It is this kind of imbalance which I suggest to address with the demand to open up towards other epistemic approaches and immerse oneself in learning about other rationalities and knowledge ecologies. Learning about and engaging with alternative ecologies of knowledge does not mean to subscribe to the normative orientations of “the other” or buy into the other’s respective ontological underpinnings. But it means to recognise that there are different knowledges out there, and that local knowledge is oftentimes much closer to communities’ experiential environment and lived reality than other sources of knowledge.

In practical terms, recognizing different knowledge ecologies requires indeed to de-centre knowledge production and abstain from “mono-civilizational accounts of standard definitions” (Bhambra, 2016: 2). It means to acknowledge, for instance, that the tide of Islamic resurgence has brought with it alternative approaches to knowledge – alternative ecologies of knowledge such as Islamised versions – and that the socio-cognitive spaces inhabited by communities and individuals who subscribe to them represent lived realities. In Santiago Castro-Gómez formulation, what is at stake is the acceptance of a “coexistence of diverse legitimate ways of producing knowledge” in “a world where epistemological plurality can be recognized and valued” (Castro-Gómez, 2007: 428).

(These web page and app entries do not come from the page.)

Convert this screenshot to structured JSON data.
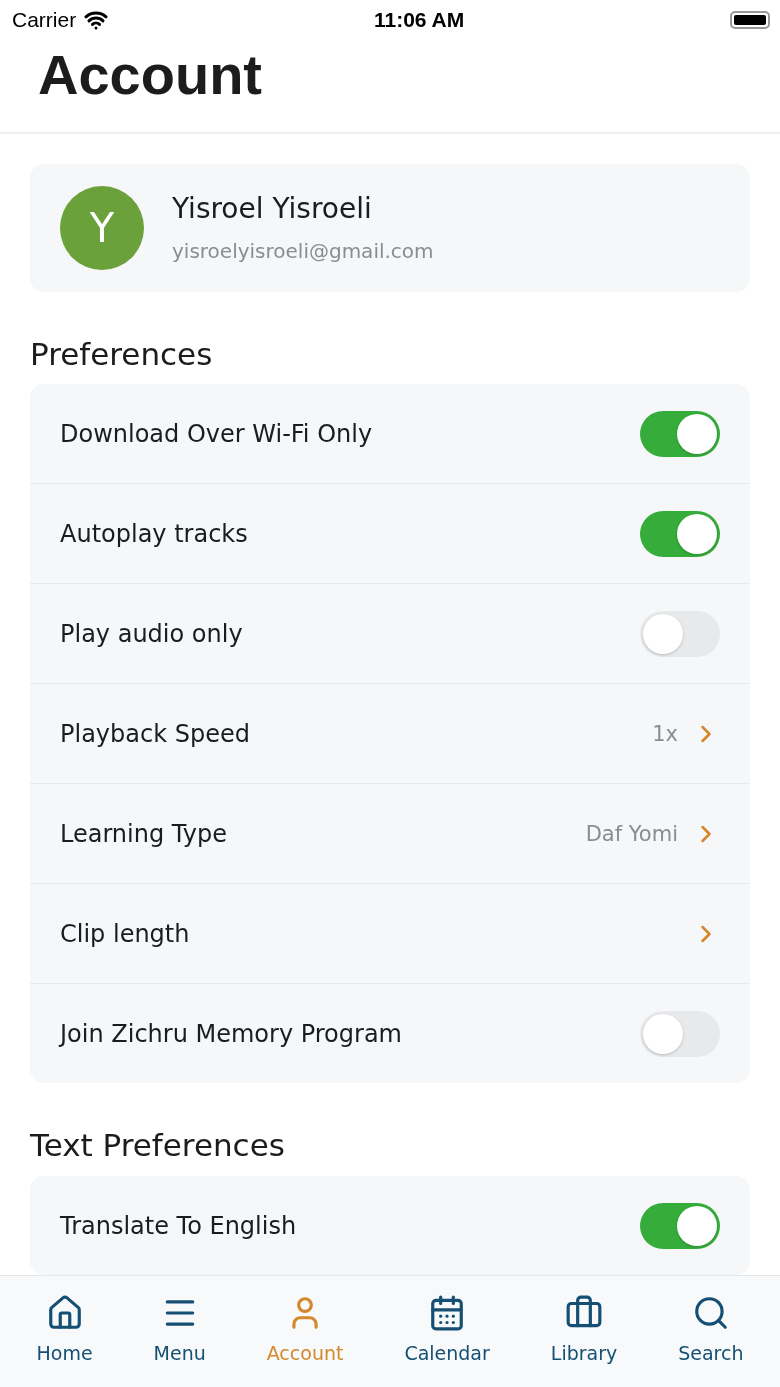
{
  "status_bar": {
    "carrier": "Carrier",
    "time": "11:06 AM"
  },
  "title": "Account",
  "profile": {
    "initial": "Y",
    "name": "Yisroel Yisroeli",
    "email": "yisroelyisroeli@gmail.com"
  },
  "sections": [
    {
      "title": "Preferences",
      "rows": [
        {
          "kind": "toggle",
          "label": "Download Over Wi-Fi Only",
          "on": true
        },
        {
          "kind": "toggle",
          "label": "Autoplay tracks",
          "on": true
        },
        {
          "kind": "toggle",
          "label": "Play audio only",
          "on": false
        },
        {
          "kind": "link",
          "label": "Playback Speed",
          "value": "1x"
        },
        {
          "kind": "link",
          "label": "Learning Type",
          "value": "Daf Yomi"
        },
        {
          "kind": "link",
          "label": "Clip length"
        },
        {
          "kind": "toggle",
          "label": "Join Zichru Memory Program",
          "on": false
        }
      ]
    },
    {
      "title": "Text Preferences",
      "rows": [
        {
          "kind": "toggle",
          "label": "Translate To English",
          "on": true
        }
      ]
    }
  ],
  "tabs": [
    {
      "label": "Home",
      "selected": false
    },
    {
      "label": "Menu",
      "selected": false
    },
    {
      "label": "Account",
      "selected": true
    },
    {
      "label": "Calendar",
      "selected": false
    },
    {
      "label": "Library",
      "selected": false
    },
    {
      "label": "Search",
      "selected": false
    }
  ]
}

From the perspective of Postcolonial Studies, an epistemic decolonisation would be one channel to engage in recognizing and negotiating ecologies of knowledge. From the perspective of studying “living together” on a global level, a channel would be to learn about what connects people with each other, what concerns them and what makes them feel at home in all sorts of places and spaces. This is, for sure, a behavioural dimension of living together. But it serves to understand local and alternative knowledge ecologies, epistemologies and rationalities by starting from people’s lived reality. If Area Studies were to open up to the plurality of knowledge ecologies around the world, living together might become a topos that can be assessed by more than one rationality. Living together is then maybe not primarily a matter of global political importance, but one that has global conditions for it to occur as something that resonates with the moral and ethical orientations of actors that are meant to be the empirical subject of reference – and, last but not least, resonates with their knowledges.

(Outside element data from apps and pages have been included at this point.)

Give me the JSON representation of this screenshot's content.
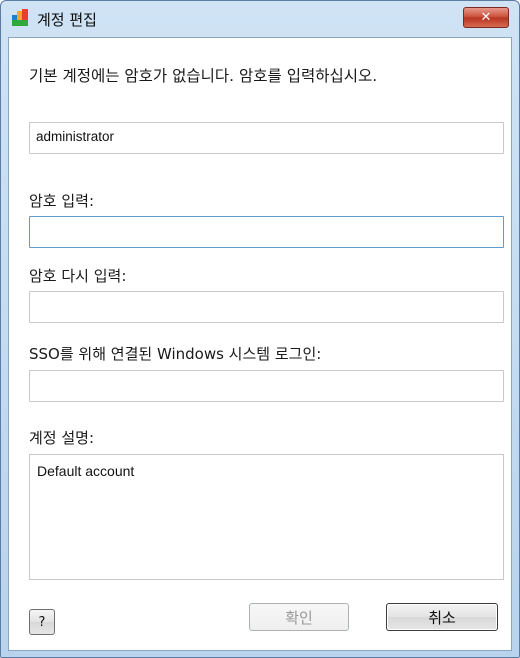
{
  "window": {
    "title": "계정 편집",
    "close_label": "✕"
  },
  "dialog": {
    "intro": "기본 계정에는 암호가 없습니다. 암호를 입력하십시오.",
    "username_value": "administrator",
    "password_label": "암호 입력:",
    "password_value": "",
    "confirm_label": "암호 다시 입력:",
    "confirm_value": "",
    "sso_label": "SSO를 위해 연결된 Windows 시스템 로그인:",
    "sso_value": "",
    "description_label": "계정 설명:",
    "description_value": "Default account"
  },
  "buttons": {
    "help": "?",
    "ok": "확인",
    "cancel": "취소"
  },
  "colors": {
    "titlebar": "#c4dbf1",
    "close": "#c94a36",
    "focus_border": "#5f9bd1"
  },
  "icons": {
    "app": "avg-logo-icon"
  }
}
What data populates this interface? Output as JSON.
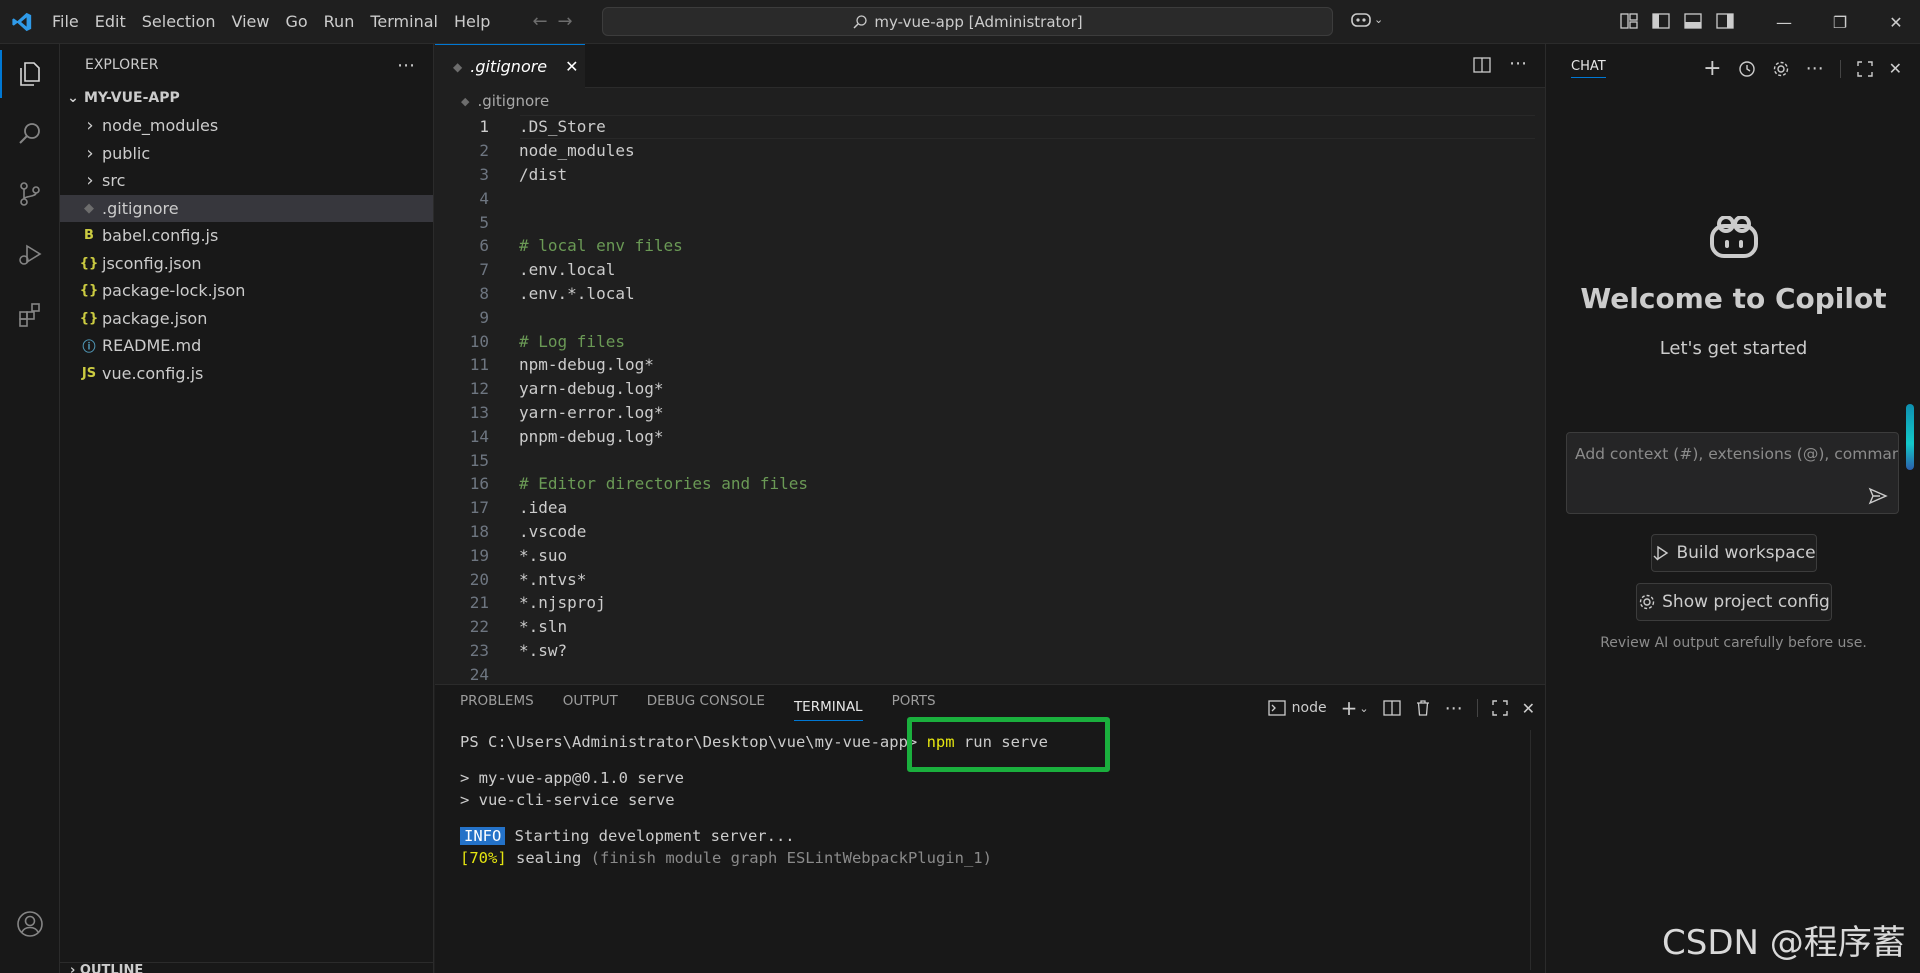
{
  "menu": [
    "File",
    "Edit",
    "Selection",
    "View",
    "Go",
    "Run",
    "Terminal",
    "Help"
  ],
  "command_center": "my-vue-app [Administrator]",
  "explorer": {
    "title": "EXPLORER",
    "folder": "MY-VUE-APP",
    "items": [
      {
        "name": "node_modules",
        "type": "folder",
        "icon": "chevron-right-icon"
      },
      {
        "name": "public",
        "type": "folder",
        "icon": "chevron-right-icon"
      },
      {
        "name": "src",
        "type": "folder",
        "icon": "chevron-right-icon"
      },
      {
        "name": ".gitignore",
        "type": "file",
        "icon": "git-diamond-icon",
        "glyph": "◆",
        "color": "#6d6d6d",
        "selected": true
      },
      {
        "name": "babel.config.js",
        "type": "file",
        "icon": "babel-icon",
        "glyph": "B",
        "color": "#cbcb41"
      },
      {
        "name": "jsconfig.json",
        "type": "file",
        "icon": "json-braces-icon",
        "glyph": "{}",
        "color": "#cbcb41"
      },
      {
        "name": "package-lock.json",
        "type": "file",
        "icon": "json-braces-icon",
        "glyph": "{}",
        "color": "#cbcb41"
      },
      {
        "name": "package.json",
        "type": "file",
        "icon": "json-braces-icon",
        "glyph": "{}",
        "color": "#cbcb41"
      },
      {
        "name": "README.md",
        "type": "file",
        "icon": "info-icon",
        "glyph": "ⓘ",
        "color": "#519aba"
      },
      {
        "name": "vue.config.js",
        "type": "file",
        "icon": "js-icon",
        "glyph": "JS",
        "color": "#cbcb41"
      }
    ],
    "outline": "OUTLINE"
  },
  "editor": {
    "tab_label": ".gitignore",
    "breadcrumb": ".gitignore",
    "lines": [
      {
        "n": "1",
        "text": ".DS_Store",
        "comment": false
      },
      {
        "n": "2",
        "text": "node_modules",
        "comment": false
      },
      {
        "n": "3",
        "text": "/dist",
        "comment": false
      },
      {
        "n": "4",
        "text": "",
        "comment": false
      },
      {
        "n": "5",
        "text": "",
        "comment": false
      },
      {
        "n": "6",
        "text": "# local env files",
        "comment": true
      },
      {
        "n": "7",
        "text": ".env.local",
        "comment": false
      },
      {
        "n": "8",
        "text": ".env.*.local",
        "comment": false
      },
      {
        "n": "9",
        "text": "",
        "comment": false
      },
      {
        "n": "10",
        "text": "# Log files",
        "comment": true
      },
      {
        "n": "11",
        "text": "npm-debug.log*",
        "comment": false
      },
      {
        "n": "12",
        "text": "yarn-debug.log*",
        "comment": false
      },
      {
        "n": "13",
        "text": "yarn-error.log*",
        "comment": false
      },
      {
        "n": "14",
        "text": "pnpm-debug.log*",
        "comment": false
      },
      {
        "n": "15",
        "text": "",
        "comment": false
      },
      {
        "n": "16",
        "text": "# Editor directories and files",
        "comment": true
      },
      {
        "n": "17",
        "text": ".idea",
        "comment": false
      },
      {
        "n": "18",
        "text": ".vscode",
        "comment": false
      },
      {
        "n": "19",
        "text": "*.suo",
        "comment": false
      },
      {
        "n": "20",
        "text": "*.ntvs*",
        "comment": false
      },
      {
        "n": "21",
        "text": "*.njsproj",
        "comment": false
      },
      {
        "n": "22",
        "text": "*.sln",
        "comment": false
      },
      {
        "n": "23",
        "text": "*.sw?",
        "comment": false
      },
      {
        "n": "24",
        "text": "",
        "comment": false
      }
    ]
  },
  "panel": {
    "tabs": [
      "PROBLEMS",
      "OUTPUT",
      "DEBUG CONSOLE",
      "TERMINAL",
      "PORTS"
    ],
    "active_tab": "TERMINAL",
    "terminal_name": "node",
    "prompt": "PS C:\\Users\\Administrator\\Desktop\\vue\\my-vue-app> ",
    "cmd_npm": "npm",
    "cmd_rest": " run serve",
    "out1": "> my-vue-app@0.1.0 serve",
    "out2": "> vue-cli-service serve",
    "info_badge": "INFO",
    "info_text": " Starting development server...",
    "progress": "[70%]",
    "progress_text": " sealing ",
    "progress_detail": "(finish module graph ESLintWebpackPlugin_1)"
  },
  "chat": {
    "title": "CHAT",
    "welcome_title": "Welcome to Copilot",
    "welcome_sub": "Let's get started",
    "input_placeholder": "Add context (#), extensions (@), commands",
    "build_label": "Build workspace",
    "config_label": "Show project config",
    "disclaimer": "Review AI output carefully before use."
  },
  "watermark": "CSDN @程序蓄",
  "colors": {
    "accent": "#0078d4",
    "highlight_box": "#1aaf3d",
    "comment": "#6a9955"
  }
}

Bhambra, Gurminder K., ‘Undoing the Epistemic Disavowal of the Haitian Revolution: A Contribution to Global Social Thought’, Journal of Intercultural Studies 37(2016)1: 1-16.

Castro-Gómez, Santiago, ‘The Missing Chapter of Empire. Postmodern reorganization of coloniality and post-Fordist capitalism’, Cultural Studies 21(2007)2-3: 428-48.

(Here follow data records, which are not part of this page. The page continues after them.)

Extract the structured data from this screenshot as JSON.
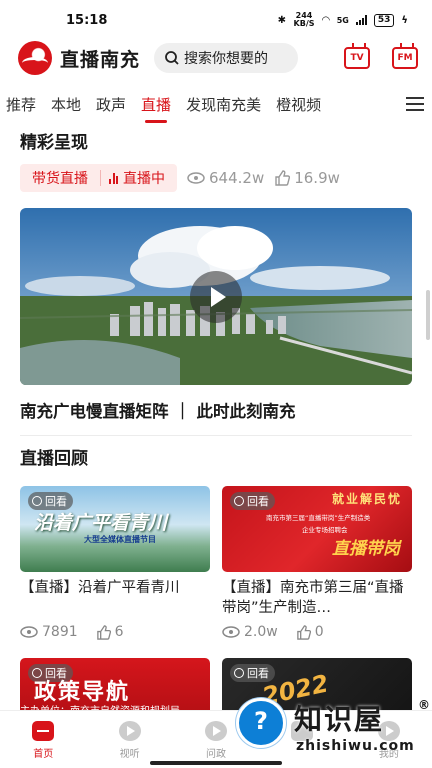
{
  "status_bar": {
    "time": "15:18",
    "net_speed": "244 KB/S",
    "signal": "5G",
    "battery": "53"
  },
  "header": {
    "brand": "直播南充",
    "search_placeholder": "搜索你想要的",
    "tv_label": "TV",
    "radio_label": "FM"
  },
  "nav": {
    "tabs": [
      "推荐",
      "本地",
      "政声",
      "直播",
      "发现南充美",
      "橙视频"
    ],
    "active_index": 3
  },
  "featured": {
    "title": "精彩呈现",
    "tag_category": "带货直播",
    "tag_live": "直播中",
    "views": "644.2w",
    "likes": "16.9w",
    "caption": "南充广电慢直播矩阵 ｜ 此时此刻南充"
  },
  "replays": {
    "title": "直播回顾",
    "badge": "回看",
    "cards": [
      {
        "title": "【直播】沿着广平看青川",
        "views": "7891",
        "likes": "6",
        "thumb_title": "沿着广平看青川",
        "thumb_sub": "大型全媒体直播节目"
      },
      {
        "title": "【直播】南充市第三届“直播带岗”生产制造…",
        "views": "2.0w",
        "likes": "0",
        "thumb_top": "就业解民忧",
        "thumb_mid": "南充市第三届“直播带岗”生产制造类",
        "thumb_mid2": "企业专场招聘会",
        "thumb_big": "直播带岗"
      },
      {
        "thumb_title": "政策导航",
        "thumb_sub": "主办单位：南充市自然资源和规划局"
      },
      {
        "thumb_big": "2022"
      }
    ]
  },
  "bottom_nav": {
    "items": [
      "首页",
      "视听",
      "问政",
      "",
      "我的"
    ],
    "active_index": 0
  },
  "watermark": {
    "cn": "知识屋",
    "en": "zhishiwu.com",
    "reg": "®"
  },
  "colors": {
    "brand_red": "#d8141a",
    "tag_bg": "#fdebea",
    "muted": "#999999"
  }
}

De Sousa Santos, Boaventura, Epistemologies of the South: Justice against Epistemicide, London and New York: Routledge, 2016

Maitrayee Chaudhuri:

This is a very fruitful entry point. But I was wondering whether you plan to bring in examples of how this can get complicated with empirical examples.

And are you planning to bring in the matter of digital resources as sites for alternative knowledge ecologies and alternative solidarities/cohesion?